- _EXTRACTED MATERIAL_:
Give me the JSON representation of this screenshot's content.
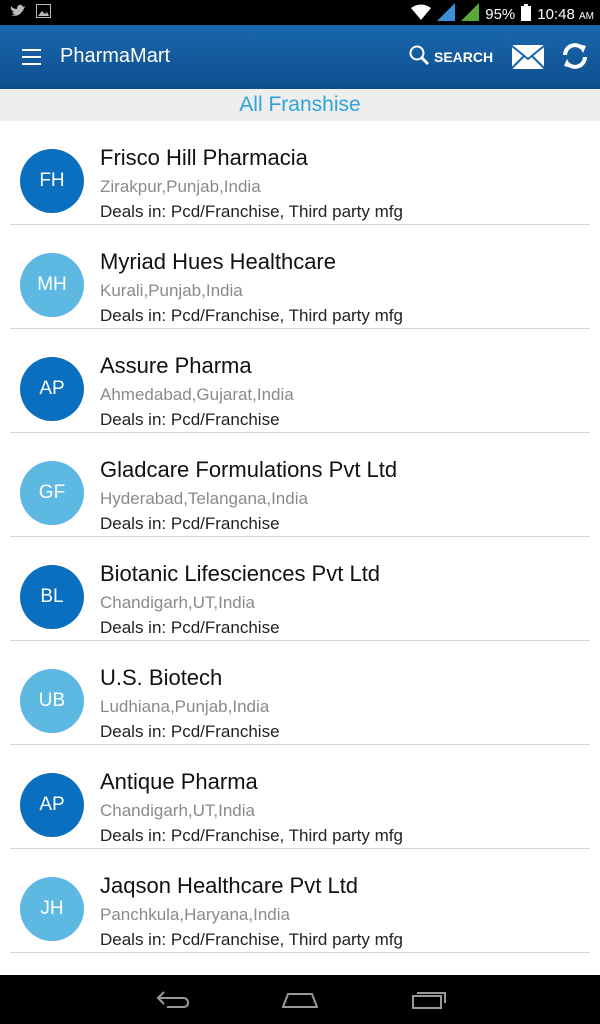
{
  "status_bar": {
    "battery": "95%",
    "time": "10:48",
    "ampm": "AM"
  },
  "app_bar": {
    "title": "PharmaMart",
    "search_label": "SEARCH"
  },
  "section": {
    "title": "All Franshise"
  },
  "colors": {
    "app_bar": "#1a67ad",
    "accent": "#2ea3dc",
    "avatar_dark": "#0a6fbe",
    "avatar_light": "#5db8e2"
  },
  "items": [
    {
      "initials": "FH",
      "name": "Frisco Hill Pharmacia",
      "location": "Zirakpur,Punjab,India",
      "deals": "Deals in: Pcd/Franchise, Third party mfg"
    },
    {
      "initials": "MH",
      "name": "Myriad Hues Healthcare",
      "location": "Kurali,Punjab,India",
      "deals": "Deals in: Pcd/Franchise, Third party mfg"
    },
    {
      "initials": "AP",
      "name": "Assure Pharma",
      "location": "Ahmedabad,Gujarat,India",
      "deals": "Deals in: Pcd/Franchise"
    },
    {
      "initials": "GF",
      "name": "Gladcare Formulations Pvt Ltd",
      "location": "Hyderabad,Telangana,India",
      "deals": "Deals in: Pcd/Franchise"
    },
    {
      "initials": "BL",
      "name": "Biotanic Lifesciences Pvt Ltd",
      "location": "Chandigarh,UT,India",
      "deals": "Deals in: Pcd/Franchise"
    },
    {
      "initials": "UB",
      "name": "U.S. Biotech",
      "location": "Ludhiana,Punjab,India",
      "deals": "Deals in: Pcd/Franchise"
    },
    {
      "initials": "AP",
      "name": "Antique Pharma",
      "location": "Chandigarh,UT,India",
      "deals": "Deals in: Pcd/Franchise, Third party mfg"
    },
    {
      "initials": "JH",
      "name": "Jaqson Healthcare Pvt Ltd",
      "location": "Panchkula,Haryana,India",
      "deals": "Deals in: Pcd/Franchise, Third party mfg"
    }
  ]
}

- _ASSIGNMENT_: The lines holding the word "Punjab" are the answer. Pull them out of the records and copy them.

- _THE COMPLETED TASK_:
      "location": "Zirakpur,Punjab,India",
      "location": "Kurali,Punjab,India",
      "location": "Ludhiana,Punjab,India",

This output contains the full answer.